◆ Task data
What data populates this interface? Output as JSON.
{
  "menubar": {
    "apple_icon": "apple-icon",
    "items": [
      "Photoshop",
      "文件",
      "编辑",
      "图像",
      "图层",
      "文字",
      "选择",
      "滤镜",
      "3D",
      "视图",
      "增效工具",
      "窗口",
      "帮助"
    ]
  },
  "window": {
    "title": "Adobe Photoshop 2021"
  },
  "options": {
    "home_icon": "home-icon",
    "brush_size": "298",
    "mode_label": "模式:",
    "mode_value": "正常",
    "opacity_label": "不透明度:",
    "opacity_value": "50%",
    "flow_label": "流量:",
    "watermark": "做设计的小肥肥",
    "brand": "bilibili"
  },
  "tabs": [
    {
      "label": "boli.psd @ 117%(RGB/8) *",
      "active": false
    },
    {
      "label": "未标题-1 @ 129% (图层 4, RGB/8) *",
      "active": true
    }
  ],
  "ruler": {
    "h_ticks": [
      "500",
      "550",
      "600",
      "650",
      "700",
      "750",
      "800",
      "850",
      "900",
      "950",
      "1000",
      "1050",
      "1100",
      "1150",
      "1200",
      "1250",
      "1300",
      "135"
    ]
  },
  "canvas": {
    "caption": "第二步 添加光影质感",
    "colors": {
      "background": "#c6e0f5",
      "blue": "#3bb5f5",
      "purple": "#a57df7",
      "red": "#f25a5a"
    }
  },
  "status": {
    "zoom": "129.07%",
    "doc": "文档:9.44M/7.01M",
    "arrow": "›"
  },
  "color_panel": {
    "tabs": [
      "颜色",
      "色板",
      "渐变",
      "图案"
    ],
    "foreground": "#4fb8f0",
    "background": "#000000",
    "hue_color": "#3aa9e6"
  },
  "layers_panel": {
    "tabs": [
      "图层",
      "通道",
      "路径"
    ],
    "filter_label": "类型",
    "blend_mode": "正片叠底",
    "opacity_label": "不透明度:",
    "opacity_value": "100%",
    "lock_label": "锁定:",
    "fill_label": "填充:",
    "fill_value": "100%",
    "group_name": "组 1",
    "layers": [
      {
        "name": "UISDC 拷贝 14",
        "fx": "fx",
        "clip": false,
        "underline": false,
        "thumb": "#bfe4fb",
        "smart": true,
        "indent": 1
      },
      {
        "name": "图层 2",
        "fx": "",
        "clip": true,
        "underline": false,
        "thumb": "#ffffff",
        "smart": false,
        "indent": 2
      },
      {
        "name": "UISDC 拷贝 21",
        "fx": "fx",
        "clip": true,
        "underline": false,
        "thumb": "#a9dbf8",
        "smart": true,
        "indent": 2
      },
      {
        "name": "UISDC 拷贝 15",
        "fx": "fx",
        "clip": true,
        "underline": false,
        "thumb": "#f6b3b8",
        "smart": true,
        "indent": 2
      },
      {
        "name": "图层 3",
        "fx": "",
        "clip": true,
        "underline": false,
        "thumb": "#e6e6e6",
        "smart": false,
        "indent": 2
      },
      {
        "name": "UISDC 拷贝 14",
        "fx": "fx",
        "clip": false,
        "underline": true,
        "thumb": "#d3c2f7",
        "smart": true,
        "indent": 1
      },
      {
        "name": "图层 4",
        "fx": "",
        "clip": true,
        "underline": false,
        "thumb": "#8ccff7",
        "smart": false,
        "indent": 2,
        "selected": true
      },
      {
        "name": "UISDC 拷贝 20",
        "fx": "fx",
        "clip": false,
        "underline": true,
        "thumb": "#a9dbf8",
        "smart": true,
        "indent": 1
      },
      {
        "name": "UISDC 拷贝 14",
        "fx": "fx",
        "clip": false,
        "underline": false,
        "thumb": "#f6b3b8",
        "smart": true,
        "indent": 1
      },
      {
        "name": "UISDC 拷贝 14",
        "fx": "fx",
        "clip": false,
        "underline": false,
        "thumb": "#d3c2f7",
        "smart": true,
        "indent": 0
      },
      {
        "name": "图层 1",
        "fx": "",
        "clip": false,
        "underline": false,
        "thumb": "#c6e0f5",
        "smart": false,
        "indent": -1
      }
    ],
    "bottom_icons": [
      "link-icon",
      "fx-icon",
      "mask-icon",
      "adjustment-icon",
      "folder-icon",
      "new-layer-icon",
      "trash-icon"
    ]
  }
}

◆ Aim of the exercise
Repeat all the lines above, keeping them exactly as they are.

◆ Written answer
What data populates this interface? Output as JSON.
{
  "menubar": {
    "apple_icon": "apple-icon",
    "items": [
      "Photoshop",
      "文件",
      "编辑",
      "图像",
      "图层",
      "文字",
      "选择",
      "滤镜",
      "3D",
      "视图",
      "增效工具",
      "窗口",
      "帮助"
    ]
  },
  "window": {
    "title": "Adobe Photoshop 2021"
  },
  "options": {
    "home_icon": "home-icon",
    "brush_size": "298",
    "mode_label": "模式:",
    "mode_value": "正常",
    "opacity_label": "不透明度:",
    "opacity_value": "50%",
    "flow_label": "流量:",
    "watermark": "做设计的小肥肥",
    "brand": "bilibili"
  },
  "tabs": [
    {
      "label": "boli.psd @ 117%(RGB/8) *",
      "active": false
    },
    {
      "label": "未标题-1 @ 129% (图层 4, RGB/8) *",
      "active": true
    }
  ],
  "ruler": {
    "h_ticks": [
      "500",
      "550",
      "600",
      "650",
      "700",
      "750",
      "800",
      "850",
      "900",
      "950",
      "1000",
      "1050",
      "1100",
      "1150",
      "1200",
      "1250",
      "1300",
      "135"
    ]
  },
  "canvas": {
    "caption": "第二步 添加光影质感",
    "colors": {
      "background": "#c6e0f5",
      "blue": "#3bb5f5",
      "purple": "#a57df7",
      "red": "#f25a5a"
    }
  },
  "status": {
    "zoom": "129.07%",
    "doc": "文档:9.44M/7.01M",
    "arrow": "›"
  },
  "color_panel": {
    "tabs": [
      "颜色",
      "色板",
      "渐变",
      "图案"
    ],
    "foreground": "#4fb8f0",
    "background": "#000000",
    "hue_color": "#3aa9e6"
  },
  "layers_panel": {
    "tabs": [
      "图层",
      "通道",
      "路径"
    ],
    "filter_label": "类型",
    "blend_mode": "正片叠底",
    "opacity_label": "不透明度:",
    "opacity_value": "100%",
    "lock_label": "锁定:",
    "fill_label": "填充:",
    "fill_value": "100%",
    "group_name": "组 1",
    "layers": [
      {
        "name": "UISDC 拷贝 14",
        "fx": "fx",
        "clip": false,
        "underline": false,
        "thumb": "#bfe4fb",
        "smart": true,
        "indent": 1
      },
      {
        "name": "图层 2",
        "fx": "",
        "clip": true,
        "underline": false,
        "thumb": "#ffffff",
        "smart": false,
        "indent": 2
      },
      {
        "name": "UISDC 拷贝 21",
        "fx": "fx",
        "clip": true,
        "underline": false,
        "thumb": "#a9dbf8",
        "smart": true,
        "indent": 2
      },
      {
        "name": "UISDC 拷贝 15",
        "fx": "fx",
        "clip": true,
        "underline": false,
        "thumb": "#f6b3b8",
        "smart": true,
        "indent": 2
      },
      {
        "name": "图层 3",
        "fx": "",
        "clip": true,
        "underline": false,
        "thumb": "#e6e6e6",
        "smart": false,
        "indent": 2
      },
      {
        "name": "UISDC 拷贝 14",
        "fx": "fx",
        "clip": false,
        "underline": true,
        "thumb": "#d3c2f7",
        "smart": true,
        "indent": 1
      },
      {
        "name": "图层 4",
        "fx": "",
        "clip": true,
        "underline": false,
        "thumb": "#8ccff7",
        "smart": false,
        "indent": 2,
        "selected": true
      },
      {
        "name": "UISDC 拷贝 20",
        "fx": "fx",
        "clip": false,
        "underline": true,
        "thumb": "#a9dbf8",
        "smart": true,
        "indent": 1
      },
      {
        "name": "UISDC 拷贝 14",
        "fx": "fx",
        "clip": false,
        "underline": false,
        "thumb": "#f6b3b8",
        "smart": true,
        "indent": 1
      },
      {
        "name": "UISDC 拷贝 14",
        "fx": "fx",
        "clip": false,
        "underline": false,
        "thumb": "#d3c2f7",
        "smart": true,
        "indent": 0
      },
      {
        "name": "图层 1",
        "fx": "",
        "clip": false,
        "underline": false,
        "thumb": "#c6e0f5",
        "smart": false,
        "indent": -1
      }
    ],
    "bottom_icons": [
      "link-icon",
      "fx-icon",
      "mask-icon",
      "adjustment-icon",
      "folder-icon",
      "new-layer-icon",
      "trash-icon"
    ]
  }
}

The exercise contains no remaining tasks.